For the listing below, give the number of lines that include "likes" and add nothing to it.
[Opening Input data section]
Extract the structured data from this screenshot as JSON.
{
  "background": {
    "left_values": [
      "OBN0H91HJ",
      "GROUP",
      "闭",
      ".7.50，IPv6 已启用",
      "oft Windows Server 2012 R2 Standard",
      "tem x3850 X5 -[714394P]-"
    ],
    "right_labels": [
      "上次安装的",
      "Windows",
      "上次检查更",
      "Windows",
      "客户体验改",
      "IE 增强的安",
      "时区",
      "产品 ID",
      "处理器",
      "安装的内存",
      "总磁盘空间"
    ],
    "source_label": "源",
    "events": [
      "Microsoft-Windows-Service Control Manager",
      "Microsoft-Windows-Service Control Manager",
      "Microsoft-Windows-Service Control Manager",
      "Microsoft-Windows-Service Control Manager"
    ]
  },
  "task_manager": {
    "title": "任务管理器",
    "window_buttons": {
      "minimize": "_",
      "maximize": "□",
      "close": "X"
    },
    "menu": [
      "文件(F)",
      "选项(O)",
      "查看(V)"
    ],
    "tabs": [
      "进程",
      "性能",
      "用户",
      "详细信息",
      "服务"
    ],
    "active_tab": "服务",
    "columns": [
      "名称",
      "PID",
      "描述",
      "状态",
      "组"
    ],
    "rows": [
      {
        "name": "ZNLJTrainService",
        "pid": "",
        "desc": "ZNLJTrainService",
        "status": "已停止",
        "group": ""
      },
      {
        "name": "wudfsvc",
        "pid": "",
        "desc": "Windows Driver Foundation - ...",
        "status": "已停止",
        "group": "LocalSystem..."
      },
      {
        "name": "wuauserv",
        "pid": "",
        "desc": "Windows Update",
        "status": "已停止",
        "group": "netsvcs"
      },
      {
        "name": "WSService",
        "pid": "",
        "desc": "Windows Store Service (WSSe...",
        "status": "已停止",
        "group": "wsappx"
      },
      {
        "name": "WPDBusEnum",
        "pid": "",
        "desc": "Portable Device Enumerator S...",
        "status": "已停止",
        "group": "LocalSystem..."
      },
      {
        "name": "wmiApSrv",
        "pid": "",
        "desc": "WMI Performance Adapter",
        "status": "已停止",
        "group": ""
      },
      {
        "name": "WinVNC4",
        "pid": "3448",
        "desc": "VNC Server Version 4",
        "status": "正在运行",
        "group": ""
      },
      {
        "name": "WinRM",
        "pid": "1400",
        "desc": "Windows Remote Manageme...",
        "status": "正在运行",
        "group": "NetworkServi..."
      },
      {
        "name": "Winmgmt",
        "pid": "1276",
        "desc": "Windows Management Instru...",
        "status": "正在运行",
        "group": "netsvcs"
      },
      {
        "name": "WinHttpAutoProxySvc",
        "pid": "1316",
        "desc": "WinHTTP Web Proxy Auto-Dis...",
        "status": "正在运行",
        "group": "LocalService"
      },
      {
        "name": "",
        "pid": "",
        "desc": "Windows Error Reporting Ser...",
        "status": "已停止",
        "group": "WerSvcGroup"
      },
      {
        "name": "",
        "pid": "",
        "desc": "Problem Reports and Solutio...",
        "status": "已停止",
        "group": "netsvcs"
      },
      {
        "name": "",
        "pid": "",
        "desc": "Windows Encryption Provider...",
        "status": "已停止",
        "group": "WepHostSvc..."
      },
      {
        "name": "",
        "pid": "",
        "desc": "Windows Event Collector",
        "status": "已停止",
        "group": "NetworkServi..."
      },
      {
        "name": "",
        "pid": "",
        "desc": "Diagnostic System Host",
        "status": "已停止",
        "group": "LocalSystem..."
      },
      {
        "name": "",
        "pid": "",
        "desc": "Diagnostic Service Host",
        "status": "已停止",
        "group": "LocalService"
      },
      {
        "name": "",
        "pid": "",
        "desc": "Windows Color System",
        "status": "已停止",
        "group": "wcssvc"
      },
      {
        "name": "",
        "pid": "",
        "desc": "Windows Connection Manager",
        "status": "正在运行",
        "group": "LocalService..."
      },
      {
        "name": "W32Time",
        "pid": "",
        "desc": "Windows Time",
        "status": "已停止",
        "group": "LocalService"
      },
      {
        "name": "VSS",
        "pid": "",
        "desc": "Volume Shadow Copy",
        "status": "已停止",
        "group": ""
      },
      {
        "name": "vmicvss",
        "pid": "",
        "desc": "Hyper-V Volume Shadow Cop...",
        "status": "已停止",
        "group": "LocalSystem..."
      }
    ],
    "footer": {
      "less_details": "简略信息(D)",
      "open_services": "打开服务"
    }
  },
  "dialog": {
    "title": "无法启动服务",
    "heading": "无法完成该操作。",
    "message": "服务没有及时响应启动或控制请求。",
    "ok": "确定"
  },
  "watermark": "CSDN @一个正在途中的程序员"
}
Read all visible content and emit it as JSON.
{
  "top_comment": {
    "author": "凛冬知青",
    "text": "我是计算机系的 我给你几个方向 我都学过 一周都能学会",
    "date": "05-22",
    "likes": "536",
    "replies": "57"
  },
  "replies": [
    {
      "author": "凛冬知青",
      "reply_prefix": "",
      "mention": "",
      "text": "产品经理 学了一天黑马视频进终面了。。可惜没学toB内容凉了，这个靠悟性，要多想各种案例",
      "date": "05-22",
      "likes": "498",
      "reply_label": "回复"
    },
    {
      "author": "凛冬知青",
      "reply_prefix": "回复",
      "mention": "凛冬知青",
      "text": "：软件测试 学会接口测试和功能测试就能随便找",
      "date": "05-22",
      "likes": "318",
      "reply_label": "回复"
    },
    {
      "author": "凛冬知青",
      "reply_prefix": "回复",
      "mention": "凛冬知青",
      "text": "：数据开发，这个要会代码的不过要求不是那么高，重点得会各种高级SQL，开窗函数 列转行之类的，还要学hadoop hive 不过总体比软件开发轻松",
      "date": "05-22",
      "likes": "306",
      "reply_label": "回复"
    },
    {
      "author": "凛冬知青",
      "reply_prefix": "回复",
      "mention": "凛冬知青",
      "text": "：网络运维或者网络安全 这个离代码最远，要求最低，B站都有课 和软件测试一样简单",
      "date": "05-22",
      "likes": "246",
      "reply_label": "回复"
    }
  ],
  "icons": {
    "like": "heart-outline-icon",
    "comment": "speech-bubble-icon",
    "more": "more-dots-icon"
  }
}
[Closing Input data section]
→ Solution below
5